PROVIDED ENTRIES:

┄┄┄┄┄┄┄┄┄┄

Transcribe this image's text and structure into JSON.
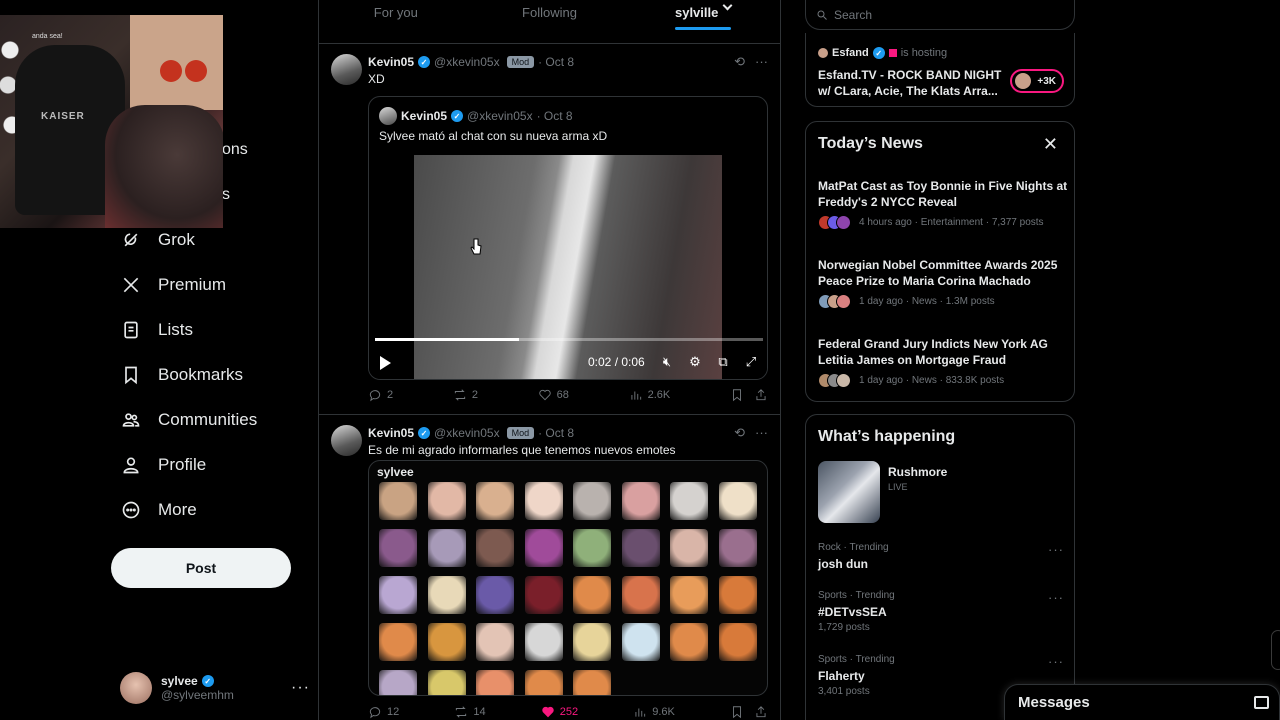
{
  "webcam": {
    "tag": "anda sea!",
    "chair_text": "KAISER"
  },
  "nav": {
    "hidden_fragments": [
      "ons",
      "s"
    ],
    "items": [
      {
        "label": "Grok",
        "icon": "grok-icon"
      },
      {
        "label": "Premium",
        "icon": "x-logo-icon"
      },
      {
        "label": "Lists",
        "icon": "list-icon"
      },
      {
        "label": "Bookmarks",
        "icon": "bookmark-icon"
      },
      {
        "label": "Communities",
        "icon": "communities-icon"
      },
      {
        "label": "Profile",
        "icon": "profile-icon"
      },
      {
        "label": "More",
        "icon": "more-circle-icon"
      }
    ],
    "post_label": "Post",
    "account": {
      "name": "sylvee",
      "handle": "@sylveemhm",
      "more": "···"
    }
  },
  "tabs": [
    {
      "label": "For you"
    },
    {
      "label": "Following"
    },
    {
      "label": "sylville"
    }
  ],
  "posts": [
    {
      "name": "Kevin05",
      "handle": "@xkevin05x",
      "badge": "Mod",
      "date": "· Oct 8",
      "text": "XD",
      "quote": {
        "name": "Kevin05",
        "handle": "@xkevin05x",
        "date": "· Oct 8",
        "text": "Sylvee mató al chat con su nueva arma xD",
        "video_time": "0:02 / 0:06",
        "video_progress": 0.37
      },
      "stats": {
        "replies": "2",
        "reposts": "2",
        "likes": "68",
        "views": "2.6K"
      }
    },
    {
      "name": "Kevin05",
      "handle": "@xkevin05x",
      "badge": "Mod",
      "date": "· Oct 8",
      "text": "Es de mi agrado informarles que tenemos nuevos emotes",
      "emote_title": "sylvee",
      "stats": {
        "replies": "12",
        "reposts": "14",
        "likes": "252",
        "views": "9.6K"
      }
    }
  ],
  "emote_colors": [
    "#c9a383",
    "#e2b8a6",
    "#d9b08f",
    "#efd6c8",
    "#b9b2ae",
    "#d9a0a0",
    "#d5d2cf",
    "#efe0c8",
    "#8a5a8c",
    "#a79ab8",
    "#7d5a50",
    "#a04b9a",
    "#8fb07a",
    "#6a4f6e",
    "#d9b5a8",
    "#9a6f8e",
    "#b9a7d2",
    "#e8d9b8",
    "#6a5aa8",
    "#7a1f2a",
    "#e08a4a",
    "#d8734c",
    "#e89c5a",
    "#d87a3a",
    "#e08a4a",
    "#d8963f",
    "#e3c4b5",
    "#d7d7d7",
    "#e7d49a",
    "#cfe3ef",
    "#e08a4a",
    "#d87a3a",
    "#b7a7c7",
    "#d8c86a",
    "#e8906a",
    "#e08a4a",
    "#e08a4a"
  ],
  "right": {
    "search_placeholder": "Search",
    "live": {
      "host": "Esfand",
      "hosting": "is hosting",
      "title": "Esfand.TV - ROCK BAND NIGHT w/ CLara, Acie, The Klats Arra...",
      "count": "+3K"
    },
    "news": {
      "title": "Today’s News",
      "items": [
        {
          "headline": "MatPat Cast as Toy Bonnie in Five Nights at Freddy's 2 NYCC Reveal",
          "meta": "4 hours ago · Entertainment · 7,377 posts"
        },
        {
          "headline": "Norwegian Nobel Committee Awards 2025 Peace Prize to Maria Corina Machado",
          "meta": "1 day ago · News · 1.3M posts"
        },
        {
          "headline": "Federal Grand Jury Indicts New York AG Letitia James on Mortgage Fraud",
          "meta": "1 day ago · News · 833.8K posts"
        }
      ]
    },
    "happening": {
      "title": "What’s happening",
      "featured": {
        "name": "Rushmore",
        "status": "LIVE"
      },
      "trends": [
        {
          "category": "Rock · Trending",
          "title": "josh dun",
          "count": ""
        },
        {
          "category": "Sports · Trending",
          "title": "#DETvsSEA",
          "count": "1,729 posts"
        },
        {
          "category": "Sports · Trending",
          "title": "Flaherty",
          "count": "3,401 posts"
        }
      ]
    }
  },
  "messages": {
    "label": "Messages"
  },
  "colors": {
    "accent": "#1d9bf0",
    "like": "#f91880",
    "background": "#000000",
    "border": "#2f3336",
    "muted": "#71767b"
  }
}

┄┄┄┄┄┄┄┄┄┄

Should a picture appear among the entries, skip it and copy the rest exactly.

Transcribe this image's text and structure into JSON.
{
  "webcam": {
    "tag": "anda sea!",
    "chair_text": "KAISER"
  },
  "nav": {
    "hidden_fragments": [
      "ons",
      "s"
    ],
    "items": [
      {
        "label": "Grok",
        "icon": "grok-icon"
      },
      {
        "label": "Premium",
        "icon": "x-logo-icon"
      },
      {
        "label": "Lists",
        "icon": "list-icon"
      },
      {
        "label": "Bookmarks",
        "icon": "bookmark-icon"
      },
      {
        "label": "Communities",
        "icon": "communities-icon"
      },
      {
        "label": "Profile",
        "icon": "profile-icon"
      },
      {
        "label": "More",
        "icon": "more-circle-icon"
      }
    ],
    "post_label": "Post",
    "account": {
      "name": "sylvee",
      "handle": "@sylveemhm",
      "more": "···"
    }
  },
  "tabs": [
    {
      "label": "For you"
    },
    {
      "label": "Following"
    },
    {
      "label": "sylville"
    }
  ],
  "posts": [
    {
      "name": "Kevin05",
      "handle": "@xkevin05x",
      "badge": "Mod",
      "date": "· Oct 8",
      "text": "XD",
      "quote": {
        "name": "Kevin05",
        "handle": "@xkevin05x",
        "date": "· Oct 8",
        "text": "Sylvee mató al chat con su nueva arma xD",
        "video_time": "0:02 / 0:06",
        "video_progress": 0.37
      },
      "stats": {
        "replies": "2",
        "reposts": "2",
        "likes": "68",
        "views": "2.6K"
      }
    },
    {
      "name": "Kevin05",
      "handle": "@xkevin05x",
      "badge": "Mod",
      "date": "· Oct 8",
      "text": "Es de mi agrado informarles que tenemos nuevos emotes",
      "emote_title": "sylvee",
      "stats": {
        "replies": "12",
        "reposts": "14",
        "likes": "252",
        "views": "9.6K"
      }
    }
  ],
  "emote_colors": [
    "#c9a383",
    "#e2b8a6",
    "#d9b08f",
    "#efd6c8",
    "#b9b2ae",
    "#d9a0a0",
    "#d5d2cf",
    "#efe0c8",
    "#8a5a8c",
    "#a79ab8",
    "#7d5a50",
    "#a04b9a",
    "#8fb07a",
    "#6a4f6e",
    "#d9b5a8",
    "#9a6f8e",
    "#b9a7d2",
    "#e8d9b8",
    "#6a5aa8",
    "#7a1f2a",
    "#e08a4a",
    "#d8734c",
    "#e89c5a",
    "#d87a3a",
    "#e08a4a",
    "#d8963f",
    "#e3c4b5",
    "#d7d7d7",
    "#e7d49a",
    "#cfe3ef",
    "#e08a4a",
    "#d87a3a",
    "#b7a7c7",
    "#d8c86a",
    "#e8906a",
    "#e08a4a",
    "#e08a4a"
  ],
  "right": {
    "search_placeholder": "Search",
    "live": {
      "host": "Esfand",
      "hosting": "is hosting",
      "title": "Esfand.TV - ROCK BAND NIGHT w/ CLara, Acie, The Klats Arra...",
      "count": "+3K"
    },
    "news": {
      "title": "Today’s News",
      "items": [
        {
          "headline": "MatPat Cast as Toy Bonnie in Five Nights at Freddy's 2 NYCC Reveal",
          "meta": "4 hours ago · Entertainment · 7,377 posts"
        },
        {
          "headline": "Norwegian Nobel Committee Awards 2025 Peace Prize to Maria Corina Machado",
          "meta": "1 day ago · News · 1.3M posts"
        },
        {
          "headline": "Federal Grand Jury Indicts New York AG Letitia James on Mortgage Fraud",
          "meta": "1 day ago · News · 833.8K posts"
        }
      ]
    },
    "happening": {
      "title": "What’s happening",
      "featured": {
        "name": "Rushmore",
        "status": "LIVE"
      },
      "trends": [
        {
          "category": "Rock · Trending",
          "title": "josh dun",
          "count": ""
        },
        {
          "category": "Sports · Trending",
          "title": "#DETvsSEA",
          "count": "1,729 posts"
        },
        {
          "category": "Sports · Trending",
          "title": "Flaherty",
          "count": "3,401 posts"
        }
      ]
    }
  },
  "messages": {
    "label": "Messages"
  },
  "colors": {
    "accent": "#1d9bf0",
    "like": "#f91880",
    "background": "#000000",
    "border": "#2f3336",
    "muted": "#71767b"
  }
}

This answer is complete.